_Directions for this task:_
Every line of the material must be given again verbatim. Skip the images.

_Data supplied:_
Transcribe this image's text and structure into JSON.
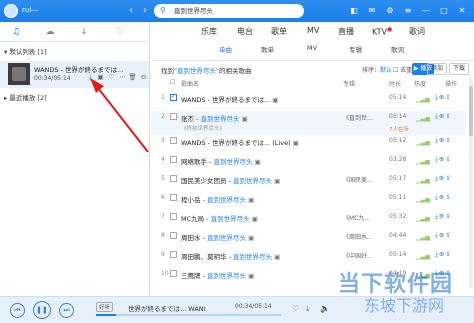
{
  "titlebar": {
    "username": "rui—",
    "search_value": "直到世界尽头",
    "window_buttons": [
      "◧",
      "✉",
      "⚙",
      "≡",
      "—",
      "□",
      "✕"
    ]
  },
  "sidebar": {
    "tabs": [
      "♫",
      "☁",
      "↓",
      "♡"
    ],
    "default_list": "默认列表",
    "default_count": "[1]",
    "current_song": {
      "title": "WANDS - 世界が終るまでは...",
      "time": "00:34/05:14"
    },
    "recent": "最近播放",
    "recent_count": "[2]"
  },
  "nav": [
    "乐库",
    "电台",
    "歌单",
    "MV",
    "直播",
    "KTV",
    "歌词"
  ],
  "subnav": [
    "单曲",
    "歌单",
    "MV",
    "专辑",
    "歌词"
  ],
  "results": {
    "prefix": "找到",
    "query": "\"直到世界尽头\"",
    "suffix": "的相关歌曲",
    "sort_label": "排序：",
    "sort_value": "默认",
    "nodup": "☐ 去重复",
    "play": "▶ 播放",
    "add": "添加",
    "download": "下载"
  },
  "table_header": {
    "name": "歌曲名",
    "album": "专辑",
    "time": "时长",
    "hot": "热度",
    "ops": "操作"
  },
  "rows": [
    {
      "num": "1",
      "title": "WANDS - 世界が終るまでは...",
      "artist": "",
      "sub": "",
      "album": "",
      "time": "05:14",
      "src": "",
      "checked": true
    },
    {
      "num": "2",
      "title": "张杰 - ",
      "artist": "直到世界尽头",
      "sub": "《终结世界尽头》",
      "album": "《直到世...",
      "time": "05:14",
      "src": "7人在听",
      "checked": false
    },
    {
      "num": "3",
      "title": "WANDS - 世界が終るまでは... (Live)",
      "artist": "",
      "sub": "",
      "album": "",
      "time": "05:12",
      "src": "",
      "checked": false
    },
    {
      "num": "4",
      "title": "网络歌手 - ",
      "artist": "直到世界尽头",
      "sub": "",
      "album": "",
      "time": "03:28",
      "src": "",
      "checked": false
    },
    {
      "num": "5",
      "title": "国民美少女团员 - ",
      "artist": "直到世界尽头",
      "sub": "",
      "album": "《国民美...",
      "time": "05:17",
      "src": "",
      "checked": false
    },
    {
      "num": "6",
      "title": "程小岳 - ",
      "artist": "直到世界尽头",
      "sub": "",
      "album": "",
      "time": "05:11",
      "src": "",
      "checked": false
    },
    {
      "num": "7",
      "title": "MC九局 - ",
      "artist": "直到世界尽头",
      "sub": "",
      "album": "《MC九...",
      "time": "05:32",
      "src": "",
      "checked": false
    },
    {
      "num": "8",
      "title": "周田水 - ",
      "artist": "直到世界尽头",
      "sub": "",
      "album": "《周田水...",
      "time": "04:44",
      "src": "",
      "checked": false
    },
    {
      "num": "9",
      "title": "周田鹏、莫玥华 - ",
      "artist": "直到世界尽头",
      "sub": "",
      "album": "《中国好...",
      "time": "05:14",
      "src": "",
      "checked": false
    },
    {
      "num": "10",
      "title": "三鹰牌 - ",
      "artist": "直到世界尽头",
      "sub": "",
      "album": "",
      "time": "04:19",
      "src": "",
      "checked": false
    }
  ],
  "player": {
    "tag": "好听",
    "title": "世界が終るまでは...   WANI",
    "time": "00:34/05:14",
    "progress": 0.11
  },
  "watermark": {
    "main": "当下软件园",
    "sub": "东坡下游网"
  }
}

_Exercise result:_
Transcribe this image's text and structure into JSON.
{
  "titlebar": {
    "username": "rui—",
    "search_value": "直到世界尽头",
    "window_buttons": [
      "◧",
      "✉",
      "⚙",
      "≡",
      "—",
      "□",
      "✕"
    ]
  },
  "sidebar": {
    "tabs": [
      "♫",
      "☁",
      "↓",
      "♡"
    ],
    "default_list": "默认列表",
    "default_count": "[1]",
    "current_song": {
      "title": "WANDS - 世界が終るまでは...",
      "time": "00:34/05:14"
    },
    "recent": "最近播放",
    "recent_count": "[2]"
  },
  "nav": [
    "乐库",
    "电台",
    "歌单",
    "MV",
    "直播",
    "KTV",
    "歌词"
  ],
  "subnav": [
    "单曲",
    "歌单",
    "MV",
    "专辑",
    "歌词"
  ],
  "results": {
    "prefix": "找到",
    "query": "\"直到世界尽头\"",
    "suffix": "的相关歌曲",
    "sort_label": "排序：",
    "sort_value": "默认",
    "nodup": "☐ 去重复",
    "play": "▶ 播放",
    "add": "添加",
    "download": "下载"
  },
  "table_header": {
    "name": "歌曲名",
    "album": "专辑",
    "time": "时长",
    "hot": "热度",
    "ops": "操作"
  },
  "rows": [
    {
      "num": "1",
      "title": "WANDS - 世界が終るまでは...",
      "artist": "",
      "sub": "",
      "album": "",
      "time": "05:14",
      "src": "",
      "checked": true
    },
    {
      "num": "2",
      "title": "张杰 - ",
      "artist": "直到世界尽头",
      "sub": "《终结世界尽头》",
      "album": "《直到世...",
      "time": "05:14",
      "src": "7人在听",
      "checked": false
    },
    {
      "num": "3",
      "title": "WANDS - 世界が終るまでは... (Live)",
      "artist": "",
      "sub": "",
      "album": "",
      "time": "05:12",
      "src": "",
      "checked": false
    },
    {
      "num": "4",
      "title": "网络歌手 - ",
      "artist": "直到世界尽头",
      "sub": "",
      "album": "",
      "time": "03:28",
      "src": "",
      "checked": false
    },
    {
      "num": "5",
      "title": "国民美少女团员 - ",
      "artist": "直到世界尽头",
      "sub": "",
      "album": "《国民美...",
      "time": "05:17",
      "src": "",
      "checked": false
    },
    {
      "num": "6",
      "title": "程小岳 - ",
      "artist": "直到世界尽头",
      "sub": "",
      "album": "",
      "time": "05:11",
      "src": "",
      "checked": false
    },
    {
      "num": "7",
      "title": "MC九局 - ",
      "artist": "直到世界尽头",
      "sub": "",
      "album": "《MC九...",
      "time": "05:32",
      "src": "",
      "checked": false
    },
    {
      "num": "8",
      "title": "周田水 - ",
      "artist": "直到世界尽头",
      "sub": "",
      "album": "《周田水...",
      "time": "04:44",
      "src": "",
      "checked": false
    },
    {
      "num": "9",
      "title": "周田鹏、莫玥华 - ",
      "artist": "直到世界尽头",
      "sub": "",
      "album": "《中国好...",
      "time": "05:14",
      "src": "",
      "checked": false
    },
    {
      "num": "10",
      "title": "三鹰牌 - ",
      "artist": "直到世界尽头",
      "sub": "",
      "album": "",
      "time": "04:19",
      "src": "",
      "checked": false
    }
  ],
  "player": {
    "tag": "好听",
    "title": "世界が終るまでは...   WANI",
    "time": "00:34/05:14",
    "progress": 0.11
  },
  "watermark": {
    "main": "当下软件园",
    "sub": "东坡下游网"
  }
}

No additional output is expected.